╭──

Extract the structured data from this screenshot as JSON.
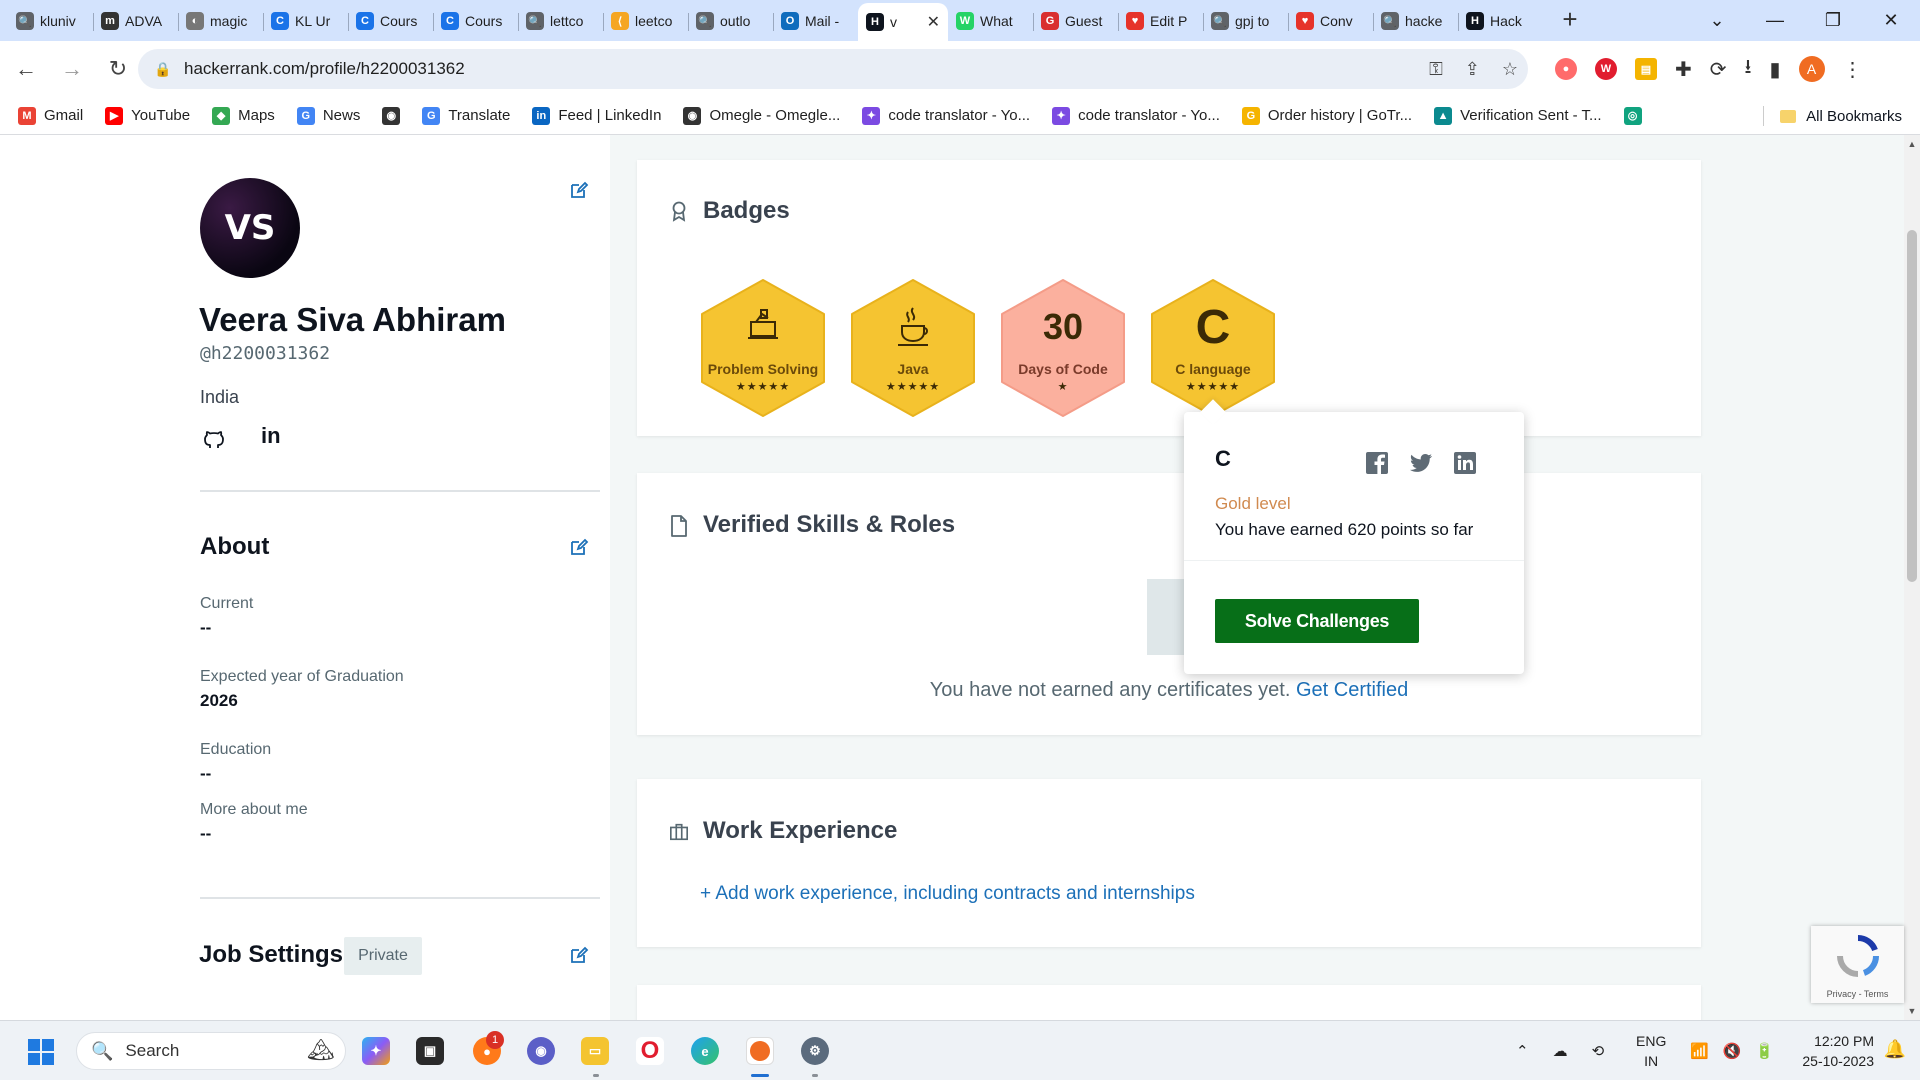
{
  "browser": {
    "tabs": [
      {
        "title": "kluniv",
        "fav": "🔍",
        "color": "#5f6368"
      },
      {
        "title": "ADVA",
        "fav": "m",
        "color": "#333333"
      },
      {
        "title": "magic",
        "fav": "◐",
        "color": "#777777"
      },
      {
        "title": "KL Ur",
        "fav": "C",
        "color": "#1a73e8"
      },
      {
        "title": "Cours",
        "fav": "C",
        "color": "#1a73e8"
      },
      {
        "title": "Cours",
        "fav": "C",
        "color": "#1a73e8"
      },
      {
        "title": "lettco",
        "fav": "🔍",
        "color": "#5f6368"
      },
      {
        "title": "leetco",
        "fav": "⟨",
        "color": "#f5a623"
      },
      {
        "title": "outlo",
        "fav": "🔍",
        "color": "#5f6368"
      },
      {
        "title": "Mail -",
        "fav": "O",
        "color": "#0f6cbd"
      },
      {
        "title": "v",
        "fav": "H",
        "color": "#0e141e",
        "active": true
      },
      {
        "title": "What",
        "fav": "W",
        "color": "#25d366"
      },
      {
        "title": "Guest",
        "fav": "G",
        "color": "#d92f2f"
      },
      {
        "title": "Edit P",
        "fav": "♥",
        "color": "#e6332a"
      },
      {
        "title": "gpj to",
        "fav": "🔍",
        "color": "#5f6368"
      },
      {
        "title": "Conv",
        "fav": "♥",
        "color": "#e6332a"
      },
      {
        "title": "hacke",
        "fav": "🔍",
        "color": "#5f6368"
      },
      {
        "title": "Hack",
        "fav": "H",
        "color": "#0e141e"
      }
    ],
    "url": "hackerrank.com/profile/h2200031362",
    "bookmarks": [
      {
        "label": "Gmail",
        "icon": "M",
        "color": "#ea4335"
      },
      {
        "label": "YouTube",
        "icon": "▶",
        "color": "#ff0000"
      },
      {
        "label": "Maps",
        "icon": "◆",
        "color": "#34a853"
      },
      {
        "label": "News",
        "icon": "G",
        "color": "#4285f4"
      },
      {
        "label": "",
        "icon": "◉",
        "color": "#333333"
      },
      {
        "label": "Translate",
        "icon": "G",
        "color": "#4285f4"
      },
      {
        "label": "Feed | LinkedIn",
        "icon": "in",
        "color": "#0a66c2"
      },
      {
        "label": "Omegle - Omegle...",
        "icon": "◉",
        "color": "#333333"
      },
      {
        "label": "code translator - Yo...",
        "icon": "✦",
        "color": "#7b4ae2"
      },
      {
        "label": "code translator - Yo...",
        "icon": "✦",
        "color": "#7b4ae2"
      },
      {
        "label": "Order history | GoTr...",
        "icon": "G",
        "color": "#f5b400"
      },
      {
        "label": "Verification Sent - T...",
        "icon": "▲",
        "color": "#0b8a8f"
      },
      {
        "label": "",
        "icon": "◎",
        "color": "#10a37f"
      }
    ],
    "all_bookmarks": "All Bookmarks",
    "profile_initial": "A"
  },
  "profile": {
    "avatar_initials": "VS",
    "name": "Veera Siva Abhiram",
    "handle": "@h2200031362",
    "country": "India",
    "linkedin_label": "in",
    "about": {
      "title": "About",
      "current_label": "Current",
      "current_value": "--",
      "grad_label": "Expected year of Graduation",
      "grad_value": "2026",
      "education_label": "Education",
      "education_value": "--",
      "more_label": "More about me",
      "more_value": "--"
    },
    "job_settings": {
      "title": "Job Settings",
      "visibility": "Private"
    }
  },
  "badges": {
    "title": "Badges",
    "items": [
      {
        "name": "Problem Solving",
        "stars": "★★★★★",
        "color": "#f5c431",
        "edge": "#e8b21c"
      },
      {
        "name": "Java",
        "stars": "★★★★★",
        "color": "#f5c431",
        "edge": "#e8b21c"
      },
      {
        "name": "Days of Code",
        "number": "30",
        "stars": "★",
        "color": "#fbb09e",
        "edge": "#f49c88"
      },
      {
        "name": "C language",
        "letter": "C",
        "stars": "★★★★★",
        "color": "#f5c431",
        "edge": "#e8b21c"
      }
    ]
  },
  "popover": {
    "title": "C",
    "level": "Gold level",
    "points_text": "You have earned 620 points so far",
    "button": "Solve Challenges"
  },
  "skills": {
    "title": "Verified Skills & Roles",
    "empty_text": "You have not earned any certificates yet.",
    "link": "Get Certified"
  },
  "work": {
    "title": "Work Experience",
    "add_link": "+ Add work experience, including contracts and internships"
  },
  "recaptcha": {
    "text": "Privacy - Terms"
  },
  "taskbar": {
    "search_placeholder": "Search",
    "lang_top": "ENG",
    "lang_bottom": "IN",
    "time": "12:20 PM",
    "date": "25-10-2023",
    "badge_count": "1"
  }
}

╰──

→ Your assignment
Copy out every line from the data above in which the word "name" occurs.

→ Result
    "name": "Veera Siva Abhiram",
        "name": "Problem Solving",
        "name": "Java",
        "name": "Days of Code",
        "name": "C language",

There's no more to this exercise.